● **HOW TO COMPLETE THIS TASK**
What you return must match the records exactly, with every line included.

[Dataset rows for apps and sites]
# # # #

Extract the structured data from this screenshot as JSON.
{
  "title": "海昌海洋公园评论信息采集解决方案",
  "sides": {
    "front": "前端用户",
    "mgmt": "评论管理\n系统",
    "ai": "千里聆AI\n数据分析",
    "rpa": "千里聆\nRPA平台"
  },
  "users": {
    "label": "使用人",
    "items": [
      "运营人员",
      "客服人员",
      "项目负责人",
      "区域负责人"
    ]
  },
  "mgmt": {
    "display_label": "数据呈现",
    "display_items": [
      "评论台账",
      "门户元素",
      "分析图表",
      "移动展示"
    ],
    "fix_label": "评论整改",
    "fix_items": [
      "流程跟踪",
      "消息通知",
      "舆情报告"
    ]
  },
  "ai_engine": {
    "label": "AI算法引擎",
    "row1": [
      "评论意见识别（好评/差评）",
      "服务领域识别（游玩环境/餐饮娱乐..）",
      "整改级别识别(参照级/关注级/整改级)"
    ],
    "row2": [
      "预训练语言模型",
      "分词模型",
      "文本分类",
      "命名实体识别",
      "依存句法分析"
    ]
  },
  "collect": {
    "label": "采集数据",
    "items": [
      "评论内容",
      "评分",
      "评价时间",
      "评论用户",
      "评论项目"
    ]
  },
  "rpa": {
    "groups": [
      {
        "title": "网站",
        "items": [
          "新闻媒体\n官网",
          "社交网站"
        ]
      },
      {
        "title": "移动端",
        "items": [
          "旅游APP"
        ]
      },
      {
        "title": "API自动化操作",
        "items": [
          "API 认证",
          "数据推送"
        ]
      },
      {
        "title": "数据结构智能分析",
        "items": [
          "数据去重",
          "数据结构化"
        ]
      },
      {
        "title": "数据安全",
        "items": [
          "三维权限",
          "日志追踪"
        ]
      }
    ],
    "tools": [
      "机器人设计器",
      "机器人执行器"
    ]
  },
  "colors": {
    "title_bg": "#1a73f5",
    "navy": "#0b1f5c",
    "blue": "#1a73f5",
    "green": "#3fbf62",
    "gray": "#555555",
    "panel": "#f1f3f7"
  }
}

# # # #

● **SOLUTION TO THE PROBLEM**
Extract the structured data from this screenshot as JSON.
{
  "title": "海昌海洋公园评论信息采集解决方案",
  "sides": {
    "front": "前端用户",
    "mgmt": "评论管理\n系统",
    "ai": "千里聆AI\n数据分析",
    "rpa": "千里聆\nRPA平台"
  },
  "users": {
    "label": "使用人",
    "items": [
      "运营人员",
      "客服人员",
      "项目负责人",
      "区域负责人"
    ]
  },
  "mgmt": {
    "display_label": "数据呈现",
    "display_items": [
      "评论台账",
      "门户元素",
      "分析图表",
      "移动展示"
    ],
    "fix_label": "评论整改",
    "fix_items": [
      "流程跟踪",
      "消息通知",
      "舆情报告"
    ]
  },
  "ai_engine": {
    "label": "AI算法引擎",
    "row1": [
      "评论意见识别（好评/差评）",
      "服务领域识别（游玩环境/餐饮娱乐..）",
      "整改级别识别(参照级/关注级/整改级)"
    ],
    "row2": [
      "预训练语言模型",
      "分词模型",
      "文本分类",
      "命名实体识别",
      "依存句法分析"
    ]
  },
  "collect": {
    "label": "采集数据",
    "items": [
      "评论内容",
      "评分",
      "评价时间",
      "评论用户",
      "评论项目"
    ]
  },
  "rpa": {
    "groups": [
      {
        "title": "网站",
        "items": [
          "新闻媒体\n官网",
          "社交网站"
        ]
      },
      {
        "title": "移动端",
        "items": [
          "旅游APP"
        ]
      },
      {
        "title": "API自动化操作",
        "items": [
          "API 认证",
          "数据推送"
        ]
      },
      {
        "title": "数据结构智能分析",
        "items": [
          "数据去重",
          "数据结构化"
        ]
      },
      {
        "title": "数据安全",
        "items": [
          "三维权限",
          "日志追踪"
        ]
      }
    ],
    "tools": [
      "机器人设计器",
      "机器人执行器"
    ]
  },
  "colors": {
    "title_bg": "#1a73f5",
    "navy": "#0b1f5c",
    "blue": "#1a73f5",
    "green": "#3fbf62",
    "gray": "#555555",
    "panel": "#f1f3f7"
  }
}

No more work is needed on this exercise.